with hunger, that about a month since I
resolved to beg, and seeing a handsome “ coach stop at the Park gate determined “ to entreat some assistance.- A lady and “ two pretty children alighted, and seeing
* my supplicating posture, gave me instant« ly a shilling, saying, with great gentleness " and humanity, “ You do not seem ac" customed to this situation ; call on me, « and if I find you deserving, I will en« deavour to assist you further.”_“ While * she was yet speaking, a gentleman came
up to her and said, " I feared, my love, 6 I should have been too late to partake
your walk, which, I assure you, woul:1

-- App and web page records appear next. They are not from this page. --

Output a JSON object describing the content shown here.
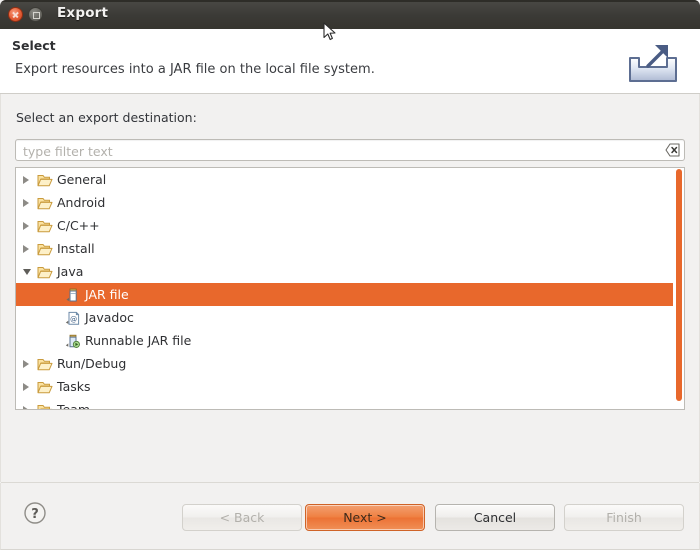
{
  "window": {
    "title": "Export",
    "close_icon": "close-icon",
    "maximize_icon": "maximize-icon"
  },
  "header": {
    "title": "Select",
    "description": "Export resources into a JAR file on the local file system.",
    "icon": "export-banner-icon"
  },
  "body": {
    "destination_label": "Select an export destination:",
    "filter": {
      "value": "",
      "placeholder": "type filter text",
      "clear_icon": "clear-filter-icon"
    }
  },
  "tree": {
    "items": [
      {
        "label": "General",
        "icon": "folder-icon",
        "indent": 0,
        "state": "collapsed",
        "selected": false
      },
      {
        "label": "Android",
        "icon": "folder-icon",
        "indent": 0,
        "state": "collapsed",
        "selected": false
      },
      {
        "label": "C/C++",
        "icon": "folder-icon",
        "indent": 0,
        "state": "collapsed",
        "selected": false
      },
      {
        "label": "Install",
        "icon": "folder-icon",
        "indent": 0,
        "state": "collapsed",
        "selected": false
      },
      {
        "label": "Java",
        "icon": "folder-icon",
        "indent": 0,
        "state": "expanded",
        "selected": false
      },
      {
        "label": "JAR file",
        "icon": "jar-file-icon",
        "indent": 1,
        "state": "leaf",
        "selected": true
      },
      {
        "label": "Javadoc",
        "icon": "javadoc-icon",
        "indent": 1,
        "state": "leaf",
        "selected": false
      },
      {
        "label": "Runnable JAR file",
        "icon": "runnable-jar-icon",
        "indent": 1,
        "state": "leaf",
        "selected": false
      },
      {
        "label": "Run/Debug",
        "icon": "folder-icon",
        "indent": 0,
        "state": "collapsed",
        "selected": false
      },
      {
        "label": "Tasks",
        "icon": "folder-icon",
        "indent": 0,
        "state": "collapsed",
        "selected": false
      },
      {
        "label": "Team",
        "icon": "folder-icon",
        "indent": 0,
        "state": "collapsed",
        "selected": false
      }
    ],
    "scrollbar_color": "#e8682c"
  },
  "footer": {
    "help_icon": "help-icon",
    "buttons": [
      {
        "label": "< Back",
        "style": "disabled"
      },
      {
        "label": "Next >",
        "style": "default"
      },
      {
        "label": "Cancel",
        "style": "normal"
      },
      {
        "label": "Finish",
        "style": "disabled"
      }
    ]
  },
  "colors": {
    "accent": "#e8682c",
    "titlebar": "#3b3a36",
    "dialog_bg": "#f2f1f0"
  }
}
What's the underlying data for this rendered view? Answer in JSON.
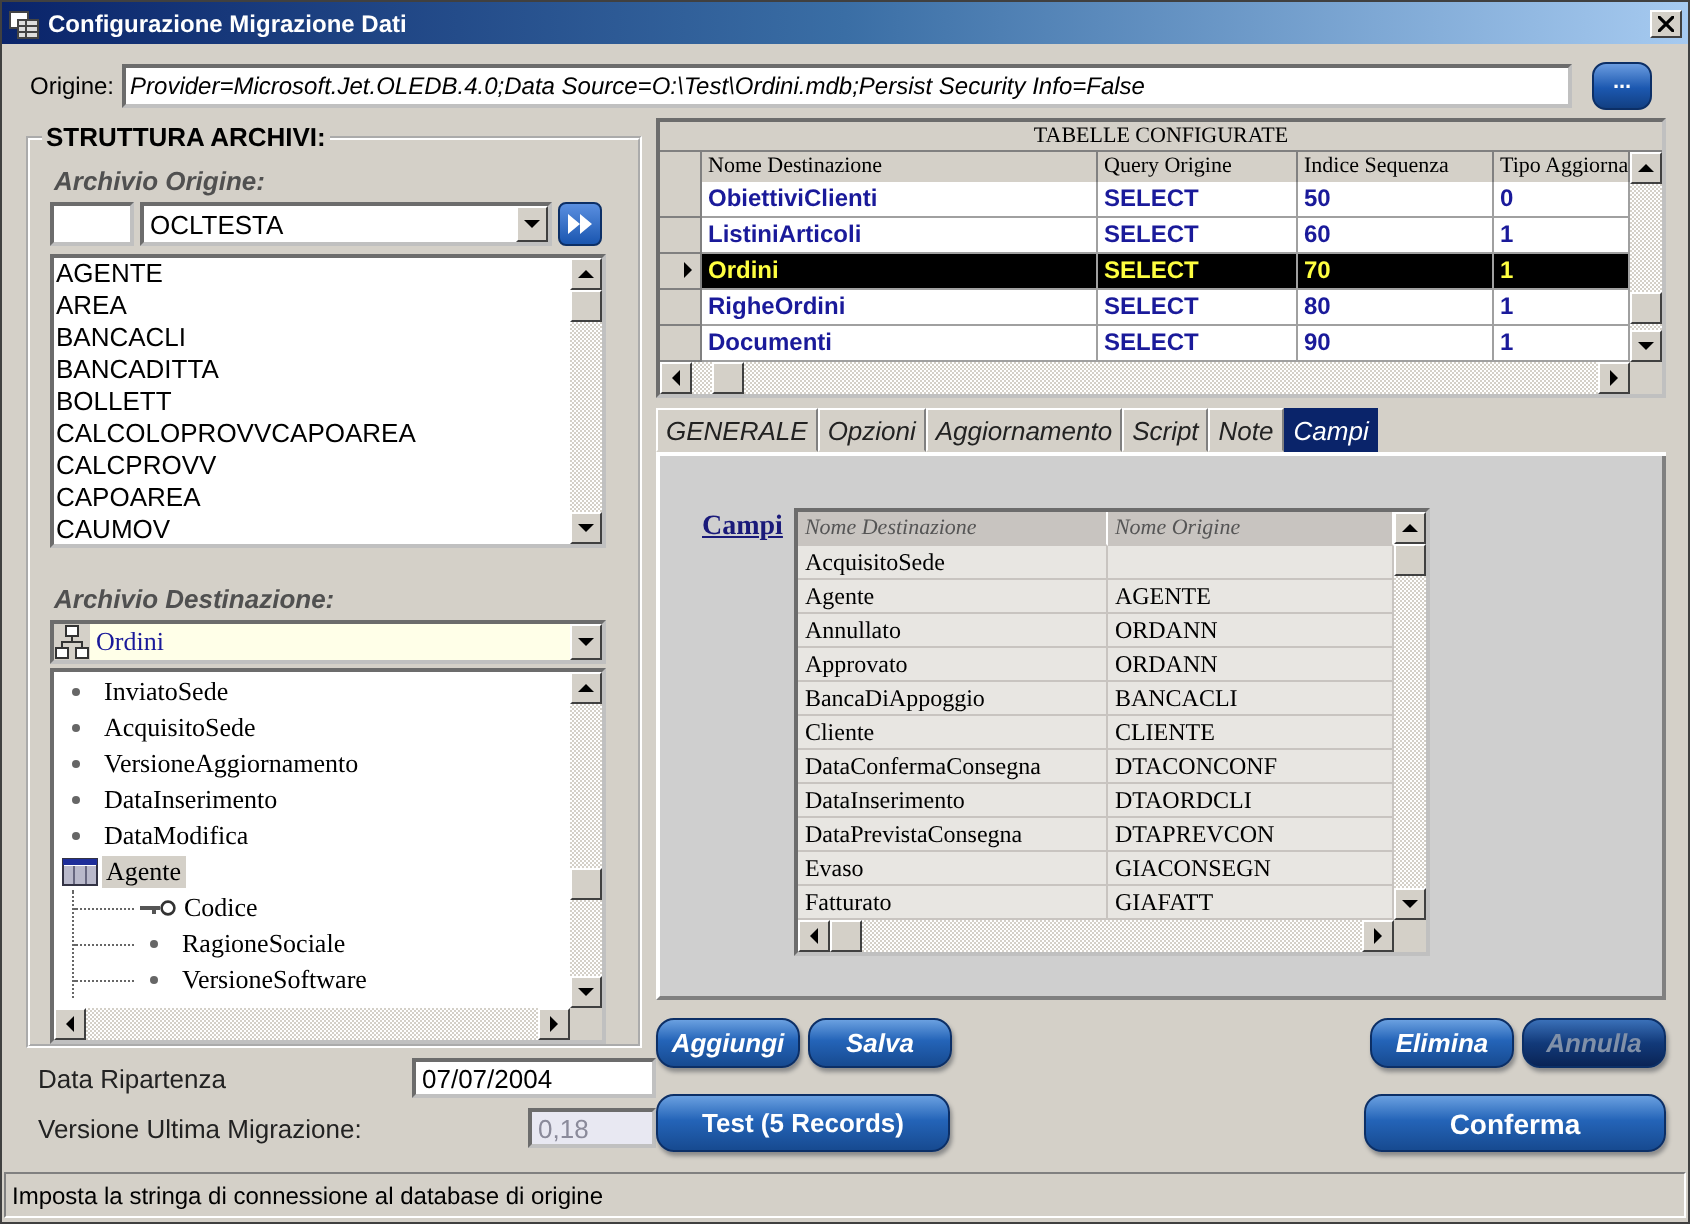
{
  "window": {
    "title": "Configurazione Migrazione Dati"
  },
  "origine": {
    "label": "Origine:",
    "value": "Provider=Microsoft.Jet.OLEDB.4.0;Data Source=O:\\Test\\Ordini.mdb;Persist Security Info=False",
    "button": "..."
  },
  "struttura": {
    "title": "STRUTTURA ARCHIVI:",
    "origine": {
      "label": "Archivio Origine:",
      "combo": "OCLTESTA",
      "items": [
        "AGENTE",
        "AREA",
        "BANCACLI",
        "BANCADITTA",
        "BOLLETT",
        "CALCOLOPROVVCAPOAREA",
        "CALCPROVV",
        "CAPOAREA",
        "CAUMOV"
      ]
    },
    "destinazione": {
      "label": "Archivio Destinazione:",
      "combo": "Ordini",
      "tree": [
        {
          "kind": "field",
          "label": "InviatoSede",
          "selected": false
        },
        {
          "kind": "field",
          "label": "AcquisitoSede",
          "selected": false
        },
        {
          "kind": "field",
          "label": "VersioneAggiornamento",
          "selected": false
        },
        {
          "kind": "field",
          "label": "DataInserimento",
          "selected": false
        },
        {
          "kind": "field",
          "label": "DataModifica",
          "selected": false
        },
        {
          "kind": "table",
          "label": "Agente",
          "selected": true,
          "children": [
            {
              "kind": "key",
              "label": "Codice",
              "selected": false
            },
            {
              "kind": "field",
              "label": "RagioneSociale",
              "selected": false
            },
            {
              "kind": "field",
              "label": "VersioneSoftware",
              "selected": false
            }
          ]
        }
      ]
    }
  },
  "data_ripartenza": {
    "label": "Data Ripartenza",
    "value": "07/07/2004"
  },
  "versione": {
    "label": "Versione Ultima Migrazione:",
    "value": "0,18",
    "disabled": true
  },
  "tabelle": {
    "title": "TABELLE CONFIGURATE",
    "columns": [
      "Nome Destinazione",
      "Query Origine",
      "Indice Sequenza",
      "Tipo Aggiorna"
    ],
    "rows": [
      {
        "cells": [
          "ObiettiviClienti",
          "SELECT",
          "50",
          "0"
        ],
        "selected": false
      },
      {
        "cells": [
          "ListiniArticoli",
          "SELECT",
          "60",
          "1"
        ],
        "selected": false
      },
      {
        "cells": [
          "Ordini",
          "SELECT",
          "70",
          "1"
        ],
        "selected": true
      },
      {
        "cells": [
          "RigheOrdini",
          "SELECT",
          "80",
          "1"
        ],
        "selected": false
      },
      {
        "cells": [
          "Documenti",
          "SELECT",
          "90",
          "1"
        ],
        "selected": false
      }
    ]
  },
  "tabs": [
    {
      "label": "GENERALE",
      "selected": false
    },
    {
      "label": "Opzioni",
      "selected": false
    },
    {
      "label": "Aggiornamento",
      "selected": false
    },
    {
      "label": "Script",
      "selected": false
    },
    {
      "label": "Note",
      "selected": false
    },
    {
      "label": "Campi",
      "selected": true
    }
  ],
  "campi": {
    "label": "Campi",
    "columns": [
      "Nome Destinazione",
      "Nome Origine"
    ],
    "rows": [
      {
        "destinazione": "AcquisitoSede"
      },
      {
        "destinazione": "Agente",
        "origine": "AGENTE"
      },
      {
        "destinazione": "Annullato",
        "origine": "ORDANN"
      },
      {
        "destinazione": "Approvato",
        "origine": "ORDANN"
      },
      {
        "destinazione": "BancaDiAppoggio",
        "origine": "BANCACLI"
      },
      {
        "destinazione": "Cliente",
        "origine": "CLIENTE"
      },
      {
        "destinazione": "DataConfermaConsegna",
        "origine": "DTACONCONF"
      },
      {
        "destinazione": "DataInserimento",
        "origine": "DTAORDCLI"
      },
      {
        "destinazione": "DataPrevistaConsegna",
        "origine": "DTAPREVCON"
      },
      {
        "destinazione": "Evaso",
        "origine": "GIACONSEGN"
      },
      {
        "destinazione": "Fatturato",
        "origine": "GIAFATT"
      }
    ]
  },
  "buttons_left": [
    {
      "label": "Aggiungi",
      "kind": "small",
      "disabled": false
    },
    {
      "label": "Salva",
      "kind": "small",
      "disabled": false
    },
    {
      "label": "Test (5 Records)",
      "kind": "large",
      "disabled": false
    }
  ],
  "buttons_right": [
    {
      "label": "Elimina",
      "kind": "small",
      "disabled": false
    },
    {
      "label": "Annulla",
      "kind": "small",
      "disabled": true
    },
    {
      "label": "Conferma",
      "kind": "large",
      "disabled": false
    }
  ],
  "status_bar": "Imposta la stringa di connessione al database di origine"
}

greatly have disappointed me.” “ On « fixing my eyes on the gentleman, I in• stantly recognized Mr. Smith ; happily “ the alteration of my person and habili* ments prevented his recollecting me, and “ I hastened away without even ven“ turing to speak, or wait for the address s his lady was doubtless going to give me ; « reflecting on what I might have been, 66 and to what misery my foolish conduct 6 and bad character had reduced me.
" When I met you, Sir, I was almost “ sinking with want, having tasted no food
66 but a single roll for two days: affliction res had taught me to bow beneath the stroke ;
“ and I looked forward, with pleasing ex“ pectation, to the hour when my life might “ expiate my follies.--Your goodness has “ given rise to other thoughts, as that “ I might live to testify the sincerity of my “ repentance; and if in the most humble “ manner you can employ me, with God's “ help, I will not disgrace your bounty.”
Mr. Richardson made no comments on this story before the relater ; but ordering up his housekeeper, desired she would employ Charlotte Glover with what sewing might be necessary for the family; then giving her a couple of guineas, he dismissed her, saying, to prevent all thanks, “ I shall place that to the account of your “ work; and let me see you again in a 66 fortnight.”
Poor Charlotte was so overpowered with this kindness, that had not the housekeeper taken her by the arm she must have fallen; leading her, therefore, from the apartment, she gave her some refreshment, and then dismissed her for the night.
Comments on the poor Woman's Story.--
The Duty of Parents to correct early all evil propensities in their Children--The Hatefulness of Falsehood.
- W hat think you, my children, s of this unhappy woman's story?” said Mr. Richardson.
" It has illustrated, Sir,” said Charles, 56 what you observed respecting the sailor 66 George, that misfortunes are frequently * salutary; for I don't apprehend that “ even if she had it in her power, she “ would ever act so erroneously again.”
“ The supposition is charitable, and, “ I hope, just; but bad habits are very s difficult to overcome, particularly such - an abominable spirit as she was posur sessed of, that had grown with her
strength, and increased with her years.--. “ However, my opinion coincides with. “ yours, for she appears thoroughly “ humbled, and to trace a'l her misfor
“ tunes to their proper origin; and what, “ above all, gives me hopes that she will “ hereafter act properly is, that I have no “ doubt but in the account of herself e she has spoken truth.”
“ Indeed, papa,” answered Mary, “if “ I had been so very naughty, I fear I “ should have tried to make myself look a “ little better, for I should have been · “ ashamed to own it.”
" Then you would have redoubled your « crime: 'tis.true, she might have deceived " me for a time, but could she deceive God? “ who by some means might have led me "s to the truth; in which case, as I des
pise a liar, and when once discovered, “ ever distrust them, I should have left. to her in the misery in which I first found “ her. In the present case, I suppose, I “ can learn no worse than I have already “ heard, though I am sorry to say, the “ maler olence of man frequently repre“ sents the errors of those he dislikes in " their deepest colours ; I therefore always “ endeavour to allow for personal pique.”